Circulating Tumor Cells in Pulmonary Venous Blood of Primary Lung Cancer Patients
The Annals of Thoracic Surgery,
2009, 87(6), 1669-1675. DOI: 10.1016/j.athoracsur.2009.03.073
Circulating tumor cells in peripheral blood (CTC) is a potential surrogate of distant metastasis, which is the critical factor influencing decision making regarding therapy and prognosis of primary lung cancer patients. After our preliminary study showing that CTCs were detected in peripheral blood in 29.4% of resectable lung cancer patients, we conducted a prospective study on CTC in pulmonary vein (PV) blood because tumor cells apart from the primary tumor may circulate after passing through the drainage PV.
A total of 30 consecutive lung cancer patients who underwent thoracotomy were included. The CTCs in peripheral blood and in PV blood from the primary tumor site were quantitatively examined with the CellSearch system, and the numbers of CTCs per 7.5 mL peripheral and PV blood in each patient were represented as periCTC count and pvCTC count, respectively.

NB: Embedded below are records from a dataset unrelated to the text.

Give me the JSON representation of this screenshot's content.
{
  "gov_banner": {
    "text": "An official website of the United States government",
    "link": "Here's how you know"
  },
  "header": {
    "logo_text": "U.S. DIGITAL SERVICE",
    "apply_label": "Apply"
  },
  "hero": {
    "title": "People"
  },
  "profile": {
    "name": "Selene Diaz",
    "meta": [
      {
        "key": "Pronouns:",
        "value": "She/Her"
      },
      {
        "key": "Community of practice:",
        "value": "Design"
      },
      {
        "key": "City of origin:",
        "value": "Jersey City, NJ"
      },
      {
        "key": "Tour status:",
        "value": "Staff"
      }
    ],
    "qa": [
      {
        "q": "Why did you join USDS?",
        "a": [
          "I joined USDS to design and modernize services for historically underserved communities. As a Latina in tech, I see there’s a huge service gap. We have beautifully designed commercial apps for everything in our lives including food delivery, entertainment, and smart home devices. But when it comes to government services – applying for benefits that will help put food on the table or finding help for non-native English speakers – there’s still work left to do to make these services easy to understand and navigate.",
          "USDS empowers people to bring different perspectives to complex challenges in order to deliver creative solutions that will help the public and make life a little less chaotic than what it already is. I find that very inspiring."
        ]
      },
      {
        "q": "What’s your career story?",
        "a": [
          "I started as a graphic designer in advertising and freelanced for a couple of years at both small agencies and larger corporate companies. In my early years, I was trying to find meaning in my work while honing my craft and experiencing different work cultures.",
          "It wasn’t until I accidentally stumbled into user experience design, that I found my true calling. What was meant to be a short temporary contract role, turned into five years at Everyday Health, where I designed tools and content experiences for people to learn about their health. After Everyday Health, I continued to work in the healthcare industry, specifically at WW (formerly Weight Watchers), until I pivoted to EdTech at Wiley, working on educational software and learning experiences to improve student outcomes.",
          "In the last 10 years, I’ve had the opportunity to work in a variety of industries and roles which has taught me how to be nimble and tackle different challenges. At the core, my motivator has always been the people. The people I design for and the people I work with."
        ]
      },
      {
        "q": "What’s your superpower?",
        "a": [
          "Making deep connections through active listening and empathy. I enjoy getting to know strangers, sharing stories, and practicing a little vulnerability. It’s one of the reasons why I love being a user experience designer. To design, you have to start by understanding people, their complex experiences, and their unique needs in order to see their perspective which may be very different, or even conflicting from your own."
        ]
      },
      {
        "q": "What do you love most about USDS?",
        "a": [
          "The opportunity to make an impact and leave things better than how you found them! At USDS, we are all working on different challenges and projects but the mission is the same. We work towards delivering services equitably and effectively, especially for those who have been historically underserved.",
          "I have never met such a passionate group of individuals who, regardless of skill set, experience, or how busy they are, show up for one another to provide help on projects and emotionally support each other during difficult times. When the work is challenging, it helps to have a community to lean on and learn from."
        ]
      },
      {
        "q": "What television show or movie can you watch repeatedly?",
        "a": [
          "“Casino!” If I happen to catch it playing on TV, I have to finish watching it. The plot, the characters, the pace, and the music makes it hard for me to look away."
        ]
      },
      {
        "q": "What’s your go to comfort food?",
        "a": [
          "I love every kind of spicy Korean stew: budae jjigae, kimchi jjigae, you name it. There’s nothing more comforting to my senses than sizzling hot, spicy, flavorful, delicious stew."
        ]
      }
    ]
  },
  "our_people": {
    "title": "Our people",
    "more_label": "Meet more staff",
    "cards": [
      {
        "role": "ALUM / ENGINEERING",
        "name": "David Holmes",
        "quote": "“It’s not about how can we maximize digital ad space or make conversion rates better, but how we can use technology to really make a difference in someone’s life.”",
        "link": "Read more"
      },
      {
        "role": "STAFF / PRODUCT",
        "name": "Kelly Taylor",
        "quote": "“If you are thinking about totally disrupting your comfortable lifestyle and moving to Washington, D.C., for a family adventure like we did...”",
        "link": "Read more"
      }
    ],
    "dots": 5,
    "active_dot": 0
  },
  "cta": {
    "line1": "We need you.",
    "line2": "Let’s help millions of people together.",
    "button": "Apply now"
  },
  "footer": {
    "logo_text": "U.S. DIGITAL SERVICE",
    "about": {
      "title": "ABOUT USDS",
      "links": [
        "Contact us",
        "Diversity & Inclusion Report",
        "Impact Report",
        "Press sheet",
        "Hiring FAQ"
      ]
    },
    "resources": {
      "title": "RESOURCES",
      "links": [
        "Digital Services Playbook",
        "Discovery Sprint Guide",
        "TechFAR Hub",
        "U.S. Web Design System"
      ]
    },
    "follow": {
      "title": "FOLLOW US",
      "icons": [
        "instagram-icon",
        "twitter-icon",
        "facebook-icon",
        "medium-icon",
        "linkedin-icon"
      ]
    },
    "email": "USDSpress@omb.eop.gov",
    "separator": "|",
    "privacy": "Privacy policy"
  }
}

Circulating tumor cell was detected in peripheral blood in 5 patients (16.7%; the periCTC count was 1 in 2 patients; and 2, 3, and 16 in 1 patient each), and the incidence of positive periCTC was higher in squamous carcinoma patients than in adenocarcinoma patients (p = 0.028). Circulating tumor cell was detected in PV blood in most patients (29 of 30, 96.7%), and the mean and median pvCTC counts were 1,195 and 81, respectively (range, 0 to 10,034). There was no significant correlation between pvCTC count and any other patient characteristic, including periCTC count.
In resectable lung cancer, CTC was positive in peripheral blood of some patients and in PV blood of most patients. A long-term follow-up study to clarify the clinical significance of pvCTC status is warranted.